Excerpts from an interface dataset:
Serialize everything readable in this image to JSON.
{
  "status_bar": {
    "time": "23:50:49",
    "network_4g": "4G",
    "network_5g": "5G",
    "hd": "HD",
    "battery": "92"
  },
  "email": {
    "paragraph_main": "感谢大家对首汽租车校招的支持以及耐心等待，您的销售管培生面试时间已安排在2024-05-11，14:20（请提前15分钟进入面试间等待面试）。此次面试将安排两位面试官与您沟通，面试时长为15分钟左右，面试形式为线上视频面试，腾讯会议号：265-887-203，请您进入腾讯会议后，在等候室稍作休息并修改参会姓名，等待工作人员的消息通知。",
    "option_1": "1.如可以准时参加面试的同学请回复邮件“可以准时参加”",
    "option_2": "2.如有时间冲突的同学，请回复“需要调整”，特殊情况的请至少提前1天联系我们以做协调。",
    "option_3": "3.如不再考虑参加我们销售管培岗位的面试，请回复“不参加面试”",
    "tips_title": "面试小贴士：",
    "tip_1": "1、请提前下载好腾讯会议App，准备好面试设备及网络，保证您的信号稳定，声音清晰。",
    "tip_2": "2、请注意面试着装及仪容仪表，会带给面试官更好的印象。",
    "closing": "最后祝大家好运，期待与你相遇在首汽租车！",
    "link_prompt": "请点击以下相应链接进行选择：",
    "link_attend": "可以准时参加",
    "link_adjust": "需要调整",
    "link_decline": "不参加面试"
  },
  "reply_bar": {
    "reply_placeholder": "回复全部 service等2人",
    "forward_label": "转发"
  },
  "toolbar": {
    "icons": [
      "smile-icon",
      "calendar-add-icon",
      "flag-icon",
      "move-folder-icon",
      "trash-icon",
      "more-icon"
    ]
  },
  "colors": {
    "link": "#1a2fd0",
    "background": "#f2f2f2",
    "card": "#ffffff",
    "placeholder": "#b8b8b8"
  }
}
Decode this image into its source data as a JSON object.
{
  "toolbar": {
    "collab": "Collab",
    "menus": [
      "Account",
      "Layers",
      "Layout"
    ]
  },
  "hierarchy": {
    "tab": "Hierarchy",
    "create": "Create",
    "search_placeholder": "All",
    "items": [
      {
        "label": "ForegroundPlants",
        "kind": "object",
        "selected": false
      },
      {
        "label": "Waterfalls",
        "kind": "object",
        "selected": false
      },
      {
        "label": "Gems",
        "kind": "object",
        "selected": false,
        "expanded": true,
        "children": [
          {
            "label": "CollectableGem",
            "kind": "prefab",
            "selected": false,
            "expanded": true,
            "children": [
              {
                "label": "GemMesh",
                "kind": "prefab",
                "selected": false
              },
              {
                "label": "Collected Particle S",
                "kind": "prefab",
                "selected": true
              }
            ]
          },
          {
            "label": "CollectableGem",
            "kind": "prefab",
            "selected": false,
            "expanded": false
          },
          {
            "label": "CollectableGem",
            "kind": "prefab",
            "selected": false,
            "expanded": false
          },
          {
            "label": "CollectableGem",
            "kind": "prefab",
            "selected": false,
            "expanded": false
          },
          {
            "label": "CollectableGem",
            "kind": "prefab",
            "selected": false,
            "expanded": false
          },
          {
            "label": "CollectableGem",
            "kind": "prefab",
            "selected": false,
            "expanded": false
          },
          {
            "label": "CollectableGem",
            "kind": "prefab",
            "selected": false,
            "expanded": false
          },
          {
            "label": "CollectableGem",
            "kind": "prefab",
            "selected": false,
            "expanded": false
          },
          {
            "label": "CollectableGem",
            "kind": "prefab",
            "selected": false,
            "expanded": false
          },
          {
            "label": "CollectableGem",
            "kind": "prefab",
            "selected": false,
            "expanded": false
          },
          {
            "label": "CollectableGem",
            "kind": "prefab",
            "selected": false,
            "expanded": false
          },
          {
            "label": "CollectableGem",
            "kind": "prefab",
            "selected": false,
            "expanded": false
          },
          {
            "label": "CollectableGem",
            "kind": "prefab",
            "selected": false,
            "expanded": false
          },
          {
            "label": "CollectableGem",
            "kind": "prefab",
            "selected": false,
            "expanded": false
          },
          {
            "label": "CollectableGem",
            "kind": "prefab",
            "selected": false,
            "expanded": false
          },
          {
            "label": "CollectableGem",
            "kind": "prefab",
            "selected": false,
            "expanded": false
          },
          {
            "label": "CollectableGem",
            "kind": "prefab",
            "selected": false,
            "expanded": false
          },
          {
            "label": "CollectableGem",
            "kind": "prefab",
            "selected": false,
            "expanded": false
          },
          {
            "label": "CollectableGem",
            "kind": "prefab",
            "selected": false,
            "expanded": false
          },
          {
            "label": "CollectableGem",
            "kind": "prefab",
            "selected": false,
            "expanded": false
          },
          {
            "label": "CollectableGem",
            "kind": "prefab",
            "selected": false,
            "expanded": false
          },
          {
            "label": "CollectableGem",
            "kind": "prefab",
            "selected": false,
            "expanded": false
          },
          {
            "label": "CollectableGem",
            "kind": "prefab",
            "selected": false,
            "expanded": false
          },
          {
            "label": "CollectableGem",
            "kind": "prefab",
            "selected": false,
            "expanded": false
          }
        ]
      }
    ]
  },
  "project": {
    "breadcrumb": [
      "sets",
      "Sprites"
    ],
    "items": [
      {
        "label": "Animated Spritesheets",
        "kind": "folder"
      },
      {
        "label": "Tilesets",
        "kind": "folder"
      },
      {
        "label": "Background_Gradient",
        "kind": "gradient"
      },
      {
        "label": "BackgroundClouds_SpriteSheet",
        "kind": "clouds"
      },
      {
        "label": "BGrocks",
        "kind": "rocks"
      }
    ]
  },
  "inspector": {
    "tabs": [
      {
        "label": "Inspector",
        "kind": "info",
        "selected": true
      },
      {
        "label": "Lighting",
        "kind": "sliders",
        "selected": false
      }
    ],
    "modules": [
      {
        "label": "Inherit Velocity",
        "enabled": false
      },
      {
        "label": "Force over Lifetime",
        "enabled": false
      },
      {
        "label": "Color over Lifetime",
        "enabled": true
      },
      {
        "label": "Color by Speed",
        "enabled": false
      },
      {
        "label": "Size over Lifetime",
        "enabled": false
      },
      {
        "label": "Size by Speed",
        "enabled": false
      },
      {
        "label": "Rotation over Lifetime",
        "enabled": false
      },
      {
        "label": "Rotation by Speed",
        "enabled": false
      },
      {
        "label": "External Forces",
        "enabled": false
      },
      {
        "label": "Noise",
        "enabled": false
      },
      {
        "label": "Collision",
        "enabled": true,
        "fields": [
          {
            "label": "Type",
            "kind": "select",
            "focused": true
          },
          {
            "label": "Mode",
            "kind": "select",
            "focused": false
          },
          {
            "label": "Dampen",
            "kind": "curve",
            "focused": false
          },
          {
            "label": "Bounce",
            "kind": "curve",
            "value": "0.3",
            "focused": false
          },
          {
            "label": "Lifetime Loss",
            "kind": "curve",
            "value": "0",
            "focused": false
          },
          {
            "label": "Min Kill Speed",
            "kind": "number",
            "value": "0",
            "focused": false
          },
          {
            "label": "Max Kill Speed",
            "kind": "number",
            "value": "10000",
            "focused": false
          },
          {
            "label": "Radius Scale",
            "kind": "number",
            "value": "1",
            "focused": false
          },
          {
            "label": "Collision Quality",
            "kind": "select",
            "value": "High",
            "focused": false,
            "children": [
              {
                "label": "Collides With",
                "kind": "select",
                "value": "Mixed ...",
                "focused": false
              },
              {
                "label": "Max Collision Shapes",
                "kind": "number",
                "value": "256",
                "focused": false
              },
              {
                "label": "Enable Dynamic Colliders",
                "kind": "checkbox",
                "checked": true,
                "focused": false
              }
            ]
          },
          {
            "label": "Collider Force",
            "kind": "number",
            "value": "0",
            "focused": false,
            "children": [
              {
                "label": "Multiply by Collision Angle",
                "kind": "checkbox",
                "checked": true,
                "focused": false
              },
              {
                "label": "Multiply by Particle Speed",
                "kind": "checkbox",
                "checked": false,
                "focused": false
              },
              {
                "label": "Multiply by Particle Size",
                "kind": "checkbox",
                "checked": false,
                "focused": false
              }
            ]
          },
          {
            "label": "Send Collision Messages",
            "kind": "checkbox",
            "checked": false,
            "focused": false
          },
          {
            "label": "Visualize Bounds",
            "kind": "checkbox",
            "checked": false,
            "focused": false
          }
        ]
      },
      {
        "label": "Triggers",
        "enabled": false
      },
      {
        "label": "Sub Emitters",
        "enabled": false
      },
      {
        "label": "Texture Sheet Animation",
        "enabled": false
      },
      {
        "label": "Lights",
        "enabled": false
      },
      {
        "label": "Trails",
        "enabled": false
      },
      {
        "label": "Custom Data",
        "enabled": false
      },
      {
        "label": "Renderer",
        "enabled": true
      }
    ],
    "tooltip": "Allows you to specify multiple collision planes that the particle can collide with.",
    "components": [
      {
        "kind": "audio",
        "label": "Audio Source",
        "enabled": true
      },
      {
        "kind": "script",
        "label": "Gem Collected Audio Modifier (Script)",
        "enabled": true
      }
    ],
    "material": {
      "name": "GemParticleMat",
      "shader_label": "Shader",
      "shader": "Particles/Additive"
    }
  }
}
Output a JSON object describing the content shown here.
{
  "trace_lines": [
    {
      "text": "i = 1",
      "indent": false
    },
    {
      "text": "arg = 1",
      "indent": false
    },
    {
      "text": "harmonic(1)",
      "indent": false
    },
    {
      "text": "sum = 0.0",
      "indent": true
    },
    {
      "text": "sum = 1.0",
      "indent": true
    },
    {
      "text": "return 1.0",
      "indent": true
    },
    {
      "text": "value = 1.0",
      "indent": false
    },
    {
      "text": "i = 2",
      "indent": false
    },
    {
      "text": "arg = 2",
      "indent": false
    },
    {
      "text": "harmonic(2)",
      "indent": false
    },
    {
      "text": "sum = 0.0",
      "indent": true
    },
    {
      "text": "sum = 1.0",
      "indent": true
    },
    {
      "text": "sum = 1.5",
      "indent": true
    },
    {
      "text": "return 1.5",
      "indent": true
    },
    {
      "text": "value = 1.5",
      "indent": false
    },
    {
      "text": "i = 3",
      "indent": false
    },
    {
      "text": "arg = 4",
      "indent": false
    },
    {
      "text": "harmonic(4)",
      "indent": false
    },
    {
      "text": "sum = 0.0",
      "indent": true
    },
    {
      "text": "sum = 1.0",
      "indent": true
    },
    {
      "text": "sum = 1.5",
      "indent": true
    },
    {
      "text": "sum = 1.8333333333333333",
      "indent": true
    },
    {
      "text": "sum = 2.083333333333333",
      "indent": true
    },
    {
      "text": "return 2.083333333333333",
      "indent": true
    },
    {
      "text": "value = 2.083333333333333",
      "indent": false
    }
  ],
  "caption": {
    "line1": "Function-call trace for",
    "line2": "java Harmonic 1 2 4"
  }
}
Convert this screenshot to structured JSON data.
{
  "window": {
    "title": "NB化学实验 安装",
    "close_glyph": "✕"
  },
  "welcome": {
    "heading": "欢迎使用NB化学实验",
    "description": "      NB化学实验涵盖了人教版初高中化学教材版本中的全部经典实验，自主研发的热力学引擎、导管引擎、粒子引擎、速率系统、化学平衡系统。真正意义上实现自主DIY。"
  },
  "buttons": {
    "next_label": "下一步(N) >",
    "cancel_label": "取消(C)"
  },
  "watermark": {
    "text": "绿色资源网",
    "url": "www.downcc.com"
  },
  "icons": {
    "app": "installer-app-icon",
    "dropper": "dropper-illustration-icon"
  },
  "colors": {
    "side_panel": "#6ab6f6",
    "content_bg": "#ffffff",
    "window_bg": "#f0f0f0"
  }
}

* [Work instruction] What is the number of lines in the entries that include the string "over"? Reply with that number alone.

* [Answer box] 4